Show every line in the entries below where the word "label" appears.

Segment Start: Records to use

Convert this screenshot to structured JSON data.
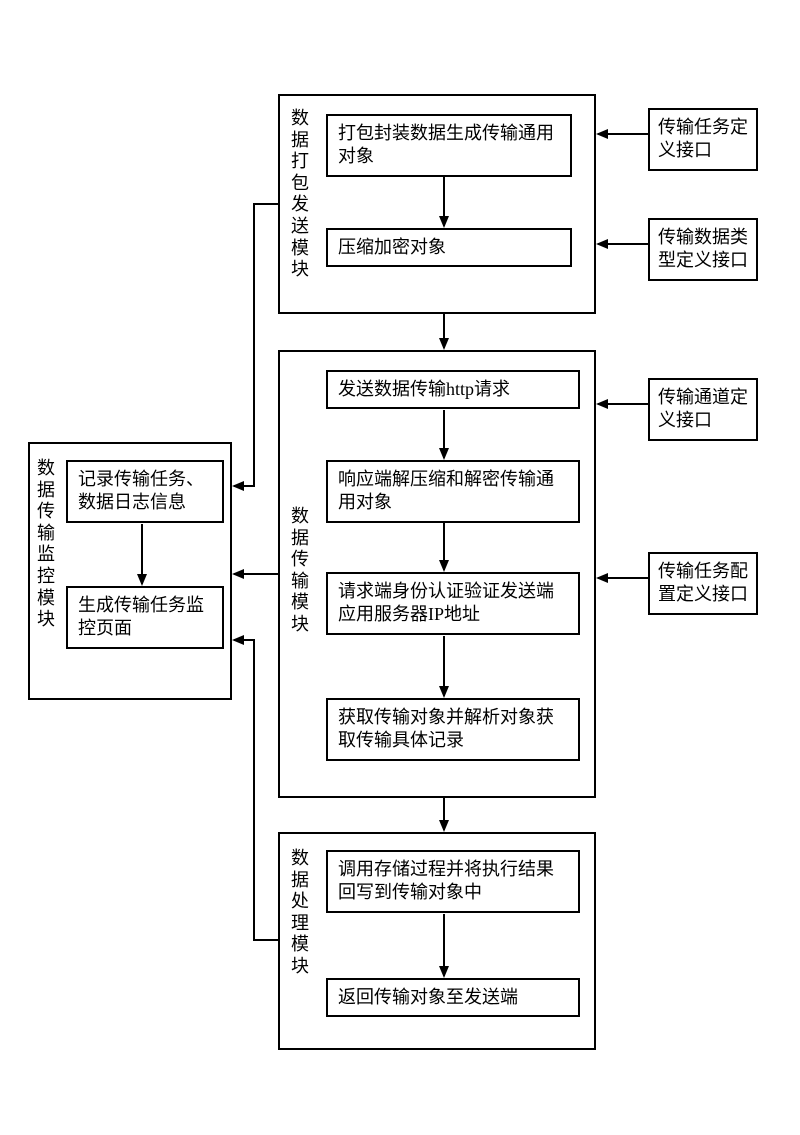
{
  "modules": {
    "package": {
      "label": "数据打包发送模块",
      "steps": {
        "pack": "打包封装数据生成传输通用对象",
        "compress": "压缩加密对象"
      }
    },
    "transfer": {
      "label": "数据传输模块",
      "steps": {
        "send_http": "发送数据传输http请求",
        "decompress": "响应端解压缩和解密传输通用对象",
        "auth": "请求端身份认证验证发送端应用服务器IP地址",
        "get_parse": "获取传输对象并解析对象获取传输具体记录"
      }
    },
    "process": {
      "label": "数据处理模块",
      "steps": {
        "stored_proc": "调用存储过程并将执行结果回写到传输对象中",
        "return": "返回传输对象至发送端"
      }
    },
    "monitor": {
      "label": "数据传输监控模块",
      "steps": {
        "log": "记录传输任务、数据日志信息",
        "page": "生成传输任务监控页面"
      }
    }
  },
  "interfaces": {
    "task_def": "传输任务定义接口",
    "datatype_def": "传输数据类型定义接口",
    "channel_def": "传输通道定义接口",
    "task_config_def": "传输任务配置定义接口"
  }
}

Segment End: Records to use

** Exercise output **
      "label": "数据打包发送模块",
      "label": "数据传输模块",
      "label": "数据处理模块",
      "label": "数据传输监控模块",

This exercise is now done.